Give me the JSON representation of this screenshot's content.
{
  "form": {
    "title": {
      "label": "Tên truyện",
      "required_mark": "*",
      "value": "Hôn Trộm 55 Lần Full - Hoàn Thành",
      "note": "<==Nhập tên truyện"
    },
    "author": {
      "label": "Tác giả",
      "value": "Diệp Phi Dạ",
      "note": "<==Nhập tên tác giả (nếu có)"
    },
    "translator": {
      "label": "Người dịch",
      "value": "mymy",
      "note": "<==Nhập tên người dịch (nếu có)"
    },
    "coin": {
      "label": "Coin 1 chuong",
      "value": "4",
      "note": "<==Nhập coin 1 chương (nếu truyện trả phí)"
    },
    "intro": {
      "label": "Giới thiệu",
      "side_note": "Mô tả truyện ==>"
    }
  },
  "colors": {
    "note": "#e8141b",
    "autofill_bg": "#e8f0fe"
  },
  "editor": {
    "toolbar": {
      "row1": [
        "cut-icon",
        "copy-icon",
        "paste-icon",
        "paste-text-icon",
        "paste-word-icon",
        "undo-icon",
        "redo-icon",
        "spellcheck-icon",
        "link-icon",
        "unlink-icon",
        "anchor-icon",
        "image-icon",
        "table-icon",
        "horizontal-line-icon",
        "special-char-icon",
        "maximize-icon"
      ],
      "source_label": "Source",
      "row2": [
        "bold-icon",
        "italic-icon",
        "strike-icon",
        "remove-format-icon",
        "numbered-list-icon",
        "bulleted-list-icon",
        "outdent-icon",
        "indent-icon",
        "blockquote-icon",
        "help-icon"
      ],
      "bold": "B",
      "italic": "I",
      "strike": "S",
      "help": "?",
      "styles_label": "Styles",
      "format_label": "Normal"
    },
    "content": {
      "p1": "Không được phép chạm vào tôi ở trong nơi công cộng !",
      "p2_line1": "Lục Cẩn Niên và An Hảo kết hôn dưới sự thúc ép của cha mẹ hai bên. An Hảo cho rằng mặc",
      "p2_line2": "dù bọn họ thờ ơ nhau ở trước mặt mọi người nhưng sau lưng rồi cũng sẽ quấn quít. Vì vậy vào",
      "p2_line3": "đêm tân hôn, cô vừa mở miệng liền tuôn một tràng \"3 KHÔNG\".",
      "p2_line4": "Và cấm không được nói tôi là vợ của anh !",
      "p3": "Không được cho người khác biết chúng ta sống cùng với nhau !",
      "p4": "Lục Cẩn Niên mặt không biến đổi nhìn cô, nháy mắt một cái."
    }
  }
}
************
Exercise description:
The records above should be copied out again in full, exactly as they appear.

Solution:
Give me the JSON representation of this screenshot's content.
{
  "form": {
    "title": {
      "label": "Tên truyện",
      "required_mark": "*",
      "value": "Hôn Trộm 55 Lần Full - Hoàn Thành",
      "note": "<==Nhập tên truyện"
    },
    "author": {
      "label": "Tác giả",
      "value": "Diệp Phi Dạ",
      "note": "<==Nhập tên tác giả (nếu có)"
    },
    "translator": {
      "label": "Người dịch",
      "value": "mymy",
      "note": "<==Nhập tên người dịch (nếu có)"
    },
    "coin": {
      "label": "Coin 1 chuong",
      "value": "4",
      "note": "<==Nhập coin 1 chương (nếu truyện trả phí)"
    },
    "intro": {
      "label": "Giới thiệu",
      "side_note": "Mô tả truyện ==>"
    }
  },
  "colors": {
    "note": "#e8141b",
    "autofill_bg": "#e8f0fe"
  },
  "editor": {
    "toolbar": {
      "row1": [
        "cut-icon",
        "copy-icon",
        "paste-icon",
        "paste-text-icon",
        "paste-word-icon",
        "undo-icon",
        "redo-icon",
        "spellcheck-icon",
        "link-icon",
        "unlink-icon",
        "anchor-icon",
        "image-icon",
        "table-icon",
        "horizontal-line-icon",
        "special-char-icon",
        "maximize-icon"
      ],
      "source_label": "Source",
      "row2": [
        "bold-icon",
        "italic-icon",
        "strike-icon",
        "remove-format-icon",
        "numbered-list-icon",
        "bulleted-list-icon",
        "outdent-icon",
        "indent-icon",
        "blockquote-icon",
        "help-icon"
      ],
      "bold": "B",
      "italic": "I",
      "strike": "S",
      "help": "?",
      "styles_label": "Styles",
      "format_label": "Normal"
    },
    "content": {
      "p1": "Không được phép chạm vào tôi ở trong nơi công cộng !",
      "p2_line1": "Lục Cẩn Niên và An Hảo kết hôn dưới sự thúc ép của cha mẹ hai bên. An Hảo cho rằng mặc",
      "p2_line2": "dù bọn họ thờ ơ nhau ở trước mặt mọi người nhưng sau lưng rồi cũng sẽ quấn quít. Vì vậy vào",
      "p2_line3": "đêm tân hôn, cô vừa mở miệng liền tuôn một tràng \"3 KHÔNG\".",
      "p2_line4": "Và cấm không được nói tôi là vợ của anh !",
      "p3": "Không được cho người khác biết chúng ta sống cùng với nhau !",
      "p4": "Lục Cẩn Niên mặt không biến đổi nhìn cô, nháy mắt một cái."
    }
  }
}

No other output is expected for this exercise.